● **Extracted records**
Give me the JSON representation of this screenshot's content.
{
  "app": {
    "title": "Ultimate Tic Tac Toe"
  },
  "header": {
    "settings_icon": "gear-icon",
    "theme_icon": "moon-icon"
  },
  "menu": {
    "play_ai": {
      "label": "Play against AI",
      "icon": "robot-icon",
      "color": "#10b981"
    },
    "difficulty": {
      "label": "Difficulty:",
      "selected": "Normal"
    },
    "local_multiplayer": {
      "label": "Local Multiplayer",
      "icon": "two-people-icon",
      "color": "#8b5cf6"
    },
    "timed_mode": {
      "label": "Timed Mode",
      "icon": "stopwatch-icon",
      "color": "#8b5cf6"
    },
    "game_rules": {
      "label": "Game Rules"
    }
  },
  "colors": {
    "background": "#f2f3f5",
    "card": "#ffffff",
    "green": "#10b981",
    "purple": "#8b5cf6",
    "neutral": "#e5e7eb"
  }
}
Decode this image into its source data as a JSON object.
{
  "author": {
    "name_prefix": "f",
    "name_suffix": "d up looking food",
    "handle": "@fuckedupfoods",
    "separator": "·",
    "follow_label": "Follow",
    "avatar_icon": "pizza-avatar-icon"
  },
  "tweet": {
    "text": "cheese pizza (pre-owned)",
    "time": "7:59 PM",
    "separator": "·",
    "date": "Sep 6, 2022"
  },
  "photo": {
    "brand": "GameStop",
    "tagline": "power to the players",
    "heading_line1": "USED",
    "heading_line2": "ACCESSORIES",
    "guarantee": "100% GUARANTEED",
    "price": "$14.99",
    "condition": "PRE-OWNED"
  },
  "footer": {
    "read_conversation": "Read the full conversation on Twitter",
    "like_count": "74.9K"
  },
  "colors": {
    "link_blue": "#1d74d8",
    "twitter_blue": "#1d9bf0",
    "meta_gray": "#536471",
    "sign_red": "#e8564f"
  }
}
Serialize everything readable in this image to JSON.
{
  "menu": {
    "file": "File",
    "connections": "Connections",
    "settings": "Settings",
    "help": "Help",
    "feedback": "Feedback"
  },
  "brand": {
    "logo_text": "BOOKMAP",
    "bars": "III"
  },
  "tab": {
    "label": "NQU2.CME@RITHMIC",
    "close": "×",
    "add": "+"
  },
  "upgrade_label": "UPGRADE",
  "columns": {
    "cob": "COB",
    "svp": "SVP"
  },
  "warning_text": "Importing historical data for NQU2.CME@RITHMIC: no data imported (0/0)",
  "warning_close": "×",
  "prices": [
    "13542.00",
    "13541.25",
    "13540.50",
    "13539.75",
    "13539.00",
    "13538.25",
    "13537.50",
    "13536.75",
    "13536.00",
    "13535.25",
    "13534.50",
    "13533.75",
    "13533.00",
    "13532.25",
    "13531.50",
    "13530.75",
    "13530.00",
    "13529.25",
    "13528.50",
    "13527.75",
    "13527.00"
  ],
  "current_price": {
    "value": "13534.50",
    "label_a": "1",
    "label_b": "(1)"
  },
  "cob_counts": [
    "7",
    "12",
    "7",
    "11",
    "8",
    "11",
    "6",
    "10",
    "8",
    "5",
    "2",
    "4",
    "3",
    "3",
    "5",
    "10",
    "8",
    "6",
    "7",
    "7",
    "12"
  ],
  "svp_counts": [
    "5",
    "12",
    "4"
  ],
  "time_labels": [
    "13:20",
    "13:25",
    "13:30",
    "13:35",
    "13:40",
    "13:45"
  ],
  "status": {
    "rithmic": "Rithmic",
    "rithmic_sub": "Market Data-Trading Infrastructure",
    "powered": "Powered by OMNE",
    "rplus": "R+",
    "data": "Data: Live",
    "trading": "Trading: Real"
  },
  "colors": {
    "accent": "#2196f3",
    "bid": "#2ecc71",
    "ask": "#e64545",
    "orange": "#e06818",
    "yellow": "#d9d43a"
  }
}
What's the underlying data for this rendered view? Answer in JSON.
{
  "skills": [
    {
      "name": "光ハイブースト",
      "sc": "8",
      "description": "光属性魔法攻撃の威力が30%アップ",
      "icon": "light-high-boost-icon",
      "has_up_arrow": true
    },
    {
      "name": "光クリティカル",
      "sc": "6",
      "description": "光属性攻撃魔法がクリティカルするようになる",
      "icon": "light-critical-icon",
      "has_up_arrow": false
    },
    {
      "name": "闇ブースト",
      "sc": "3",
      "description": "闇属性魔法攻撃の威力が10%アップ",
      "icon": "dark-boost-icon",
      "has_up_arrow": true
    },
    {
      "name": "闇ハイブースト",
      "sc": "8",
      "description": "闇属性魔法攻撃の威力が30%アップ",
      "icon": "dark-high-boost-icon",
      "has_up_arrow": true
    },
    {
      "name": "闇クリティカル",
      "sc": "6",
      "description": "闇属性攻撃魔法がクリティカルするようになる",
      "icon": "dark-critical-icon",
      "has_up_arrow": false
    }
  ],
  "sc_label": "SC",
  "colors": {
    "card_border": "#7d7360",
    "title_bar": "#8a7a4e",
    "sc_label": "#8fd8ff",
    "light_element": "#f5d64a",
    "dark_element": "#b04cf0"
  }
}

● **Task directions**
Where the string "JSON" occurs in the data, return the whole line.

● **Your solution**
Give me the JSON representation of this screenshot's content.
Decode this image into its source data as a JSON object.
Serialize everything readable in this image to JSON.
What's the underlying data for this rendered view? Answer in JSON.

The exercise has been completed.